● EXCERPTED DATA
::::

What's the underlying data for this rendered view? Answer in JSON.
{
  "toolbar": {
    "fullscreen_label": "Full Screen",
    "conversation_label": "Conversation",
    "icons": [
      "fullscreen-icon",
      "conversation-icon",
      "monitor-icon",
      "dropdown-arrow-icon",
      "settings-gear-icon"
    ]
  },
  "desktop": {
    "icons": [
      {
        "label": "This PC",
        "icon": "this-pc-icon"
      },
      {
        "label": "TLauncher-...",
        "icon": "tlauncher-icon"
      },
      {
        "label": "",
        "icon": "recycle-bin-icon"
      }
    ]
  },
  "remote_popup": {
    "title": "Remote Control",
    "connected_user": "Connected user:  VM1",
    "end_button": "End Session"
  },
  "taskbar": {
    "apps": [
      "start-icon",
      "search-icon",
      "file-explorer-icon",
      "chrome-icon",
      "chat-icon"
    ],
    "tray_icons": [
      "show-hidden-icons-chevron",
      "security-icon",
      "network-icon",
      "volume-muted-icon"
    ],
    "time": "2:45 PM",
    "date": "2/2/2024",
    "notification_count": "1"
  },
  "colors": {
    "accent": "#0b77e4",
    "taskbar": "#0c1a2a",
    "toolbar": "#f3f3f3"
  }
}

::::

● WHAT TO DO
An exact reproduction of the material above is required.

● EXERCISE SOLUTION
What's the underlying data for this rendered view? Answer in JSON.
{
  "toolbar": {
    "fullscreen_label": "Full Screen",
    "conversation_label": "Conversation",
    "icons": [
      "fullscreen-icon",
      "conversation-icon",
      "monitor-icon",
      "dropdown-arrow-icon",
      "settings-gear-icon"
    ]
  },
  "desktop": {
    "icons": [
      {
        "label": "This PC",
        "icon": "this-pc-icon"
      },
      {
        "label": "TLauncher-...",
        "icon": "tlauncher-icon"
      },
      {
        "label": "",
        "icon": "recycle-bin-icon"
      }
    ]
  },
  "remote_popup": {
    "title": "Remote Control",
    "connected_user": "Connected user:  VM1",
    "end_button": "End Session"
  },
  "taskbar": {
    "apps": [
      "start-icon",
      "search-icon",
      "file-explorer-icon",
      "chrome-icon",
      "chat-icon"
    ],
    "tray_icons": [
      "show-hidden-icons-chevron",
      "security-icon",
      "network-icon",
      "volume-muted-icon"
    ],
    "time": "2:45 PM",
    "date": "2/2/2024",
    "notification_count": "1"
  },
  "colors": {
    "accent": "#0b77e4",
    "taskbar": "#0c1a2a",
    "toolbar": "#f3f3f3"
  }
}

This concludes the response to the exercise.